— Exercise directions —
Nothing in the records may be dropped or altered when you repeat them.

[Dataset items]
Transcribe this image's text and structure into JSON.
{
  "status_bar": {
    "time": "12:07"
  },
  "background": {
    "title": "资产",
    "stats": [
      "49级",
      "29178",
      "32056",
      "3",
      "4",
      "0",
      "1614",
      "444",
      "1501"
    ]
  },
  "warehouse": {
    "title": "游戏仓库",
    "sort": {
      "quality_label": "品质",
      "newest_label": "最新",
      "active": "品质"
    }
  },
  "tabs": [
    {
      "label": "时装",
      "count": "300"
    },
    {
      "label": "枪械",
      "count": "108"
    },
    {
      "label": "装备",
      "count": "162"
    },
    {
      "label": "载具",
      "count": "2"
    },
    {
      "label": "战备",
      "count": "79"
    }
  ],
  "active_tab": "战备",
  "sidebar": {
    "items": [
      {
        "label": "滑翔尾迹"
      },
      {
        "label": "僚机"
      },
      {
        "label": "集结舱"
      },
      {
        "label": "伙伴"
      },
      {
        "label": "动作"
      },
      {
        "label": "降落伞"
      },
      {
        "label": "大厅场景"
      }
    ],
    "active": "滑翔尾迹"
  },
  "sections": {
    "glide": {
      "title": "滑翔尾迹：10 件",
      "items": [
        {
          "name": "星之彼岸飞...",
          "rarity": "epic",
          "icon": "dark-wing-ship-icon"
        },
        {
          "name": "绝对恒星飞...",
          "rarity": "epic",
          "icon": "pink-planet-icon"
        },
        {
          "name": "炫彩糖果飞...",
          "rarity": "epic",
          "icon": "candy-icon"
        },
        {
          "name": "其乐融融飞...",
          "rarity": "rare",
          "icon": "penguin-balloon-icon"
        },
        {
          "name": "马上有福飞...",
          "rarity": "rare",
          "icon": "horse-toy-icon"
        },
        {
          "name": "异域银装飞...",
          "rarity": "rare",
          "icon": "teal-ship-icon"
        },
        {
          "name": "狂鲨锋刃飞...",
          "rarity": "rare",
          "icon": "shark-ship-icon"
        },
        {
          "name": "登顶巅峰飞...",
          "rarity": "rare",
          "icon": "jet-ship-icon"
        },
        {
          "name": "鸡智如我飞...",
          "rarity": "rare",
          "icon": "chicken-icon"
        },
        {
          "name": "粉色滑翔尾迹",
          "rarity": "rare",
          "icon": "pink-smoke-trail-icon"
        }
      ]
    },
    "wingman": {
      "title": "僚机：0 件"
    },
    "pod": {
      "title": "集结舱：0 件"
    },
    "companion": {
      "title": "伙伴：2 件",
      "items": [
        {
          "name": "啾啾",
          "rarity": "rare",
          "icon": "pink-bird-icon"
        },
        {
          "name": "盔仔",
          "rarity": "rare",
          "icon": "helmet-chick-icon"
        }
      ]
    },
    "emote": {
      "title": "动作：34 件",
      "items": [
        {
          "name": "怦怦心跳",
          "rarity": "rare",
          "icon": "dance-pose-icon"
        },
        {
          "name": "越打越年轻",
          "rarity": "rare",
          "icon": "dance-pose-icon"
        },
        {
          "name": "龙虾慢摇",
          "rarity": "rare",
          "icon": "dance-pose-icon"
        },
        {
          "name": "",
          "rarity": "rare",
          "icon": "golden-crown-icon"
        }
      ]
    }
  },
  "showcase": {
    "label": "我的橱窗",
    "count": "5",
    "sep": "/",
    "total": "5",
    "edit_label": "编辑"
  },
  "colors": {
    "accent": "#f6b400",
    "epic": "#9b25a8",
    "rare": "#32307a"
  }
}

— Written solution —
Transcribe this image's text and structure into JSON.
{
  "status_bar": {
    "time": "12:07"
  },
  "background": {
    "title": "资产",
    "stats": [
      "49级",
      "29178",
      "32056",
      "3",
      "4",
      "0",
      "1614",
      "444",
      "1501"
    ]
  },
  "warehouse": {
    "title": "游戏仓库",
    "sort": {
      "quality_label": "品质",
      "newest_label": "最新",
      "active": "品质"
    }
  },
  "tabs": [
    {
      "label": "时装",
      "count": "300"
    },
    {
      "label": "枪械",
      "count": "108"
    },
    {
      "label": "装备",
      "count": "162"
    },
    {
      "label": "载具",
      "count": "2"
    },
    {
      "label": "战备",
      "count": "79"
    }
  ],
  "active_tab": "战备",
  "sidebar": {
    "items": [
      {
        "label": "滑翔尾迹"
      },
      {
        "label": "僚机"
      },
      {
        "label": "集结舱"
      },
      {
        "label": "伙伴"
      },
      {
        "label": "动作"
      },
      {
        "label": "降落伞"
      },
      {
        "label": "大厅场景"
      }
    ],
    "active": "滑翔尾迹"
  },
  "sections": {
    "glide": {
      "title": "滑翔尾迹：10 件",
      "items": [
        {
          "name": "星之彼岸飞...",
          "rarity": "epic",
          "icon": "dark-wing-ship-icon"
        },
        {
          "name": "绝对恒星飞...",
          "rarity": "epic",
          "icon": "pink-planet-icon"
        },
        {
          "name": "炫彩糖果飞...",
          "rarity": "epic",
          "icon": "candy-icon"
        },
        {
          "name": "其乐融融飞...",
          "rarity": "rare",
          "icon": "penguin-balloon-icon"
        },
        {
          "name": "马上有福飞...",
          "rarity": "rare",
          "icon": "horse-toy-icon"
        },
        {
          "name": "异域银装飞...",
          "rarity": "rare",
          "icon": "teal-ship-icon"
        },
        {
          "name": "狂鲨锋刃飞...",
          "rarity": "rare",
          "icon": "shark-ship-icon"
        },
        {
          "name": "登顶巅峰飞...",
          "rarity": "rare",
          "icon": "jet-ship-icon"
        },
        {
          "name": "鸡智如我飞...",
          "rarity": "rare",
          "icon": "chicken-icon"
        },
        {
          "name": "粉色滑翔尾迹",
          "rarity": "rare",
          "icon": "pink-smoke-trail-icon"
        }
      ]
    },
    "wingman": {
      "title": "僚机：0 件"
    },
    "pod": {
      "title": "集结舱：0 件"
    },
    "companion": {
      "title": "伙伴：2 件",
      "items": [
        {
          "name": "啾啾",
          "rarity": "rare",
          "icon": "pink-bird-icon"
        },
        {
          "name": "盔仔",
          "rarity": "rare",
          "icon": "helmet-chick-icon"
        }
      ]
    },
    "emote": {
      "title": "动作：34 件",
      "items": [
        {
          "name": "怦怦心跳",
          "rarity": "rare",
          "icon": "dance-pose-icon"
        },
        {
          "name": "越打越年轻",
          "rarity": "rare",
          "icon": "dance-pose-icon"
        },
        {
          "name": "龙虾慢摇",
          "rarity": "rare",
          "icon": "dance-pose-icon"
        },
        {
          "name": "",
          "rarity": "rare",
          "icon": "golden-crown-icon"
        }
      ]
    }
  },
  "showcase": {
    "label": "我的橱窗",
    "count": "5",
    "sep": "/",
    "total": "5",
    "edit_label": "编辑"
  },
  "colors": {
    "accent": "#f6b400",
    "epic": "#9b25a8",
    "rare": "#32307a"
  }
}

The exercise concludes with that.